Mataura Museum volunteers
Mataura Museum volunteers

The old town hall was restored and there is also a newer community centre, which is a real focal point for the community.

Eleanor Ranstead, the current Community Development Coordinator, has witnessed the extraordinary transformation of the town in her 20 or so years in the area: “It has a lot of hope”. She says the focus is now on building the capacity of community groups and people. The list of programmes, activities and resources the town now offers is extensive: a Mens’ Shed, Strengthening Families, community lunches, Toddler Time, the Bunker Youth Centre, Mind Matters, an Al-Anon group and a suicide prevention group, activities at four different churches and so much more.

“What’s really emerged is not so much leaders. It’s that people have embraced other people’s strengths. People recognise and understand that you don’t have to be the expert at everything. But everybody has an expertise in something. That’s what we do differently now” says Jo.

Many people, groups and sectors working together

Mataura was awarded a Community Development Scheme grant by the Department of Internal Affairs. The community has also worked with Inspiring Communities on a regular basis and has brought Jim Diers to town to do workshops on several occasions. Gore District Council has been another important partner in the town’s development.

Working collaboratively is something that the town’s people have got better at over time. “Now we say ‘Here’s what we want to do. Who do we need to help us get that?’” says Jo. “To encourage involvement from the community is huge. And working with local government is important” adds Alan.

Working adaptively, learning informs planning and action

There has been a lot of learning along the way. “It was a journey of understanding what people needed” Jo says. “The community gardens didn’t work at first. They realised they had to charge money because no-one would come if it was free”.

Barbara Cunningham is responsible for the community gardens. The project expanded further when she realised that the Meals on Wheels programme was using frozen meals from Gore. She took over the contract and started delivering fresh food, using produce from the garden. The service now runs five days a week.

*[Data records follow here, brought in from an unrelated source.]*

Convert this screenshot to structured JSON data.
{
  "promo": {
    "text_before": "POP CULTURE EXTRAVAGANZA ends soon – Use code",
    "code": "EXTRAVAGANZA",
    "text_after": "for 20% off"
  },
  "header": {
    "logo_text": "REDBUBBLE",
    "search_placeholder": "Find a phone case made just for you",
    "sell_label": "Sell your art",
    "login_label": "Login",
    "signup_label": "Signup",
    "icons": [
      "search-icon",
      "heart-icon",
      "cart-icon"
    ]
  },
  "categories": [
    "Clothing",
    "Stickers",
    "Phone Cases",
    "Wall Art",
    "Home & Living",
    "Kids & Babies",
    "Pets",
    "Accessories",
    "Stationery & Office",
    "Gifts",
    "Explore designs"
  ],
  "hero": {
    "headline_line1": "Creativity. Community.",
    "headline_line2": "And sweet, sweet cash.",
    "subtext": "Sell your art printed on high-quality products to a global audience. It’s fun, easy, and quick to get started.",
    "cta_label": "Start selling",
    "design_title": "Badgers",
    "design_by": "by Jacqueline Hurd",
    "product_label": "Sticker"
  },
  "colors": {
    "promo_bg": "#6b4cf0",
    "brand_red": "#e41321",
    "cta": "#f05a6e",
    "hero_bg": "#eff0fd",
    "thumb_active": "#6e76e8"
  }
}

Barbara Cunningham wins 2016 ANZAC of the year
Barbara Cunningham wins 2016 ANZAC of the year

Other projects include demolishing derelict buildings and putting in parks and recreation areas, building a sensory garden and an outdoor gym circuit and creating a new childcare centre which fits the needs of the local parents, many of whom do shift work. The primary school roll is up by about 30 and they’ve just established a bilingual class.

Mataura Marae sat incomplete for about 30 years, after a number of setbacks prevented renovations taking place. Work finally restarted in 2017. The wharenui is now finished and the plan is to have gardens and possibly a café, with wheelchair accessibility and a family friendly atmosphere.

These projects are not only important to Mataura. Gore District Council wants to retain Mataura as a destination point, so Southlanders (and others) stop and visit.

The population is on the rise and house prices are increasing, but are still affordable, which makes it a very attractive location. And business is booming! Eleanor estimates that there are now 80 – 100 businesses operating in the town. The townspeople think local before buying further afield and some businesses that might have closed down have been bought and run by other locals.

Jo captures Mataura’s community spirit well when she says “I remember my Great Grandmother telling us ‘just do what you can to help others: it doesn’t matter if it seems small to you’. I think that sort of sums up why Mataura is what it is”.

Mataura Rugby Club Day
Mataura Rugby Club Day

Mataura Community Garden – growing vegetables and a proud reputation

The seeds of this project were literally planted in the Spring of 2009 and by 2012 there was an amazing, flourishing community garden that not only met its goal each week during seasonal production, but has developed into much more.

Read the full story here: getting a reputation- mataura community garden